Written by Rean Rehman.
I still remember my very first day at university. It was sometime in late September 2018, I was at DMU for the first time as a student (I had already been to the campus before on an open day).
Being the first time I caught the train to Leicester (something which would become a regular ritual for me in coming time), I didn’t know where the train station was, or where the uni was. I even missed my train back home to Birmingham because I went on the wrong platform.
Now in my final year as an undergraduate, I’ve been finding myself contemplating the past few years and how I’ve changed as a person and the role university has played. Indeed, it has played a large role.
While already coming across many diverse people in life, my time at uni has amplified that considerably. I have met and become friends with people I probably wouldn’t have do so, had I not gone to university. Some who may very well be life long friends. People from diverse backgrounds, people with diverse political opinions and much more. I have met people from all kinds of cultures, countries, areas, towns and so much more. The teachers have overwhelmingly been among the best I have come across so far in life, miles better than school or college. The uni atmosphere and vibe is unrivalled. Things are laidback and fun but serious at the same time, it’s a good balance.
Such diversity has allowed me to gain insight about issues and life, and the ability to look at things from different angles. Indeed, where I may have been somewhat close-minded before, I can confidently say that has definitely been reversed. In many ways, I feel like university life is a microcosm of life in a way as a whole, but also the final step to becoming a proper adult. After uni, it really does feel like we’re all about to be fed to dogs in an unforgiving world.
The city of Leicester has become a second home in a way and as such, I have developed an attachment to it. Although saying that, I haven’t been to Leicester for a year now due to COVID, and probably won’t do so for a while. However, Leicester will always hold a special place in my heart for the rest of my life even though I’m a commuter and have never actually lived in the city. If anything, I was essentially a part time Chissit but still.

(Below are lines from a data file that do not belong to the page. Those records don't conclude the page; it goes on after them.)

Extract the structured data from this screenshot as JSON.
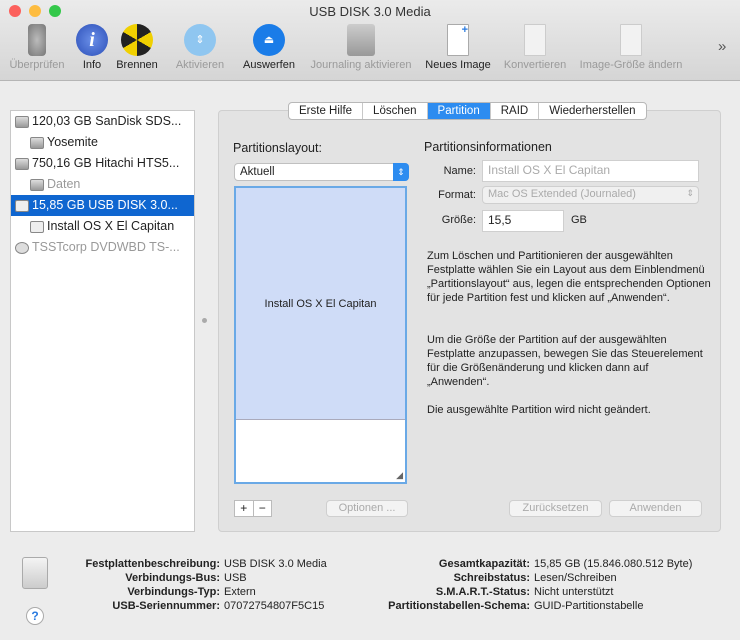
{
  "window": {
    "title": "USB DISK 3.0 Media"
  },
  "toolbar": {
    "items": [
      {
        "label": "Überprüfen",
        "icon": "microscope-icon",
        "enabled": false
      },
      {
        "label": "Info",
        "icon": "info-icon",
        "enabled": true
      },
      {
        "label": "Brennen",
        "icon": "burn-icon",
        "enabled": true
      },
      {
        "label": "Aktivieren",
        "icon": "mount-icon",
        "enabled": false
      },
      {
        "label": "Auswerfen",
        "icon": "eject-icon",
        "enabled": true
      },
      {
        "label": "Journaling aktivieren",
        "icon": "journaling-icon",
        "enabled": false
      },
      {
        "label": "Neues Image",
        "icon": "new-image-icon",
        "enabled": true
      },
      {
        "label": "Konvertieren",
        "icon": "convert-icon",
        "enabled": false
      },
      {
        "label": "Image-Größe ändern",
        "icon": "resize-image-icon",
        "enabled": false
      }
    ],
    "overflow": "»"
  },
  "sidebar": {
    "items": [
      {
        "label": "120,03 GB SanDisk SDS...",
        "level": 0
      },
      {
        "label": "Yosemite",
        "level": 1
      },
      {
        "label": "750,16 GB Hitachi HTS5...",
        "level": 0
      },
      {
        "label": "Daten",
        "level": 1
      },
      {
        "label": "15,85 GB USB DISK 3.0...",
        "level": 0,
        "selected": true
      },
      {
        "label": "Install OS X El Capitan",
        "level": 1
      },
      {
        "label": "TSSTcorp DVDWBD TS-...",
        "level": 0
      }
    ]
  },
  "tabs": [
    "Erste Hilfe",
    "Löschen",
    "Partition",
    "RAID",
    "Wiederherstellen"
  ],
  "active_tab": "Partition",
  "partition": {
    "layout_label": "Partitionslayout:",
    "layout_value": "Aktuell",
    "partition_name": "Install OS X El Capitan",
    "add": "+",
    "remove": "−",
    "options": "Optionen ...",
    "info_title": "Partitionsinformationen",
    "name_label": "Name:",
    "name_value": "Install OS X El Capitan",
    "format_label": "Format:",
    "format_value": "Mac OS Extended (Journaled)",
    "size_label": "Größe:",
    "size_value": "15,5",
    "size_unit": "GB",
    "help1": "Zum Löschen und Partitionieren der ausgewählten Festplatte wählen Sie ein Layout aus dem Einblendmenü „Partitionslayout“ aus, legen die entsprechenden Optionen für jede Partition fest und klicken auf „Anwenden“.",
    "help2": "Um die Größe der Partition auf der ausgewählten Festplatte anzupassen, bewegen Sie das Steuerelement für die Größenänderung und klicken dann auf „Anwenden“.",
    "help3": "Die ausgewählte Partition wird nicht geändert.",
    "revert": "Zurücksetzen",
    "apply": "Anwenden"
  },
  "info": {
    "left": [
      {
        "k": "Festplattenbeschreibung:",
        "v": "USB DISK 3.0 Media"
      },
      {
        "k": "Verbindungs-Bus:",
        "v": "USB"
      },
      {
        "k": "Verbindungs-Typ:",
        "v": "Extern"
      },
      {
        "k": "USB-Seriennummer:",
        "v": "07072754807F5C15"
      }
    ],
    "right": [
      {
        "k": "Gesamtkapazität:",
        "v": "15,85 GB (15.846.080.512 Byte)"
      },
      {
        "k": "Schreibstatus:",
        "v": "Lesen/Schreiben"
      },
      {
        "k": "S.M.A.R.T.-Status:",
        "v": "Nicht unterstützt"
      },
      {
        "k": "Partitionstabellen-Schema:",
        "v": "GUID-Partitionstabelle"
      }
    ],
    "help": "?"
  }
}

There are also some trivial things with regards to how uni has changed me. For example, I have now have an addiction to Wetherspoons, forged through countless visits while I was at uni. I’ve grown to have an affection for train travel, forged through regular commuting and the regular subservience of my bank account towards CrossCountry (I could fund a trip around the world with the money I’ve had to give them).
Reflecting on myself, I can say that over my time at university, I have definitely grown as a person. Looking back now, I was somewhat immature, naive and in many ways, felt lost in this world. In some ways, I still feel I do. But university has made me realise that people like me aren’t unordinary and that I’m not an abnormally strange person. As such, I feel more accepted as a individual. I have also undergone many experiences in life, both negatives and positives. And one thing they have in common is that they have tested me and have built me as a person. If I had to speak to who I was in 2018, I can see that the depth as a person I have now was lacking then.
I can’t lie, there have been downsides to uni as well but overall, it has mostly been a positive experience. I will definitely miss it and I will miss these times. It’s a one of a kind experience in life and in many ways I sometimes feel I could have made the most of these years better. If I look overall I think I’m happy with how things have turned out and it changed me as a person. Indeed, changing into a better and wiser person is amongst the best things you could ask for.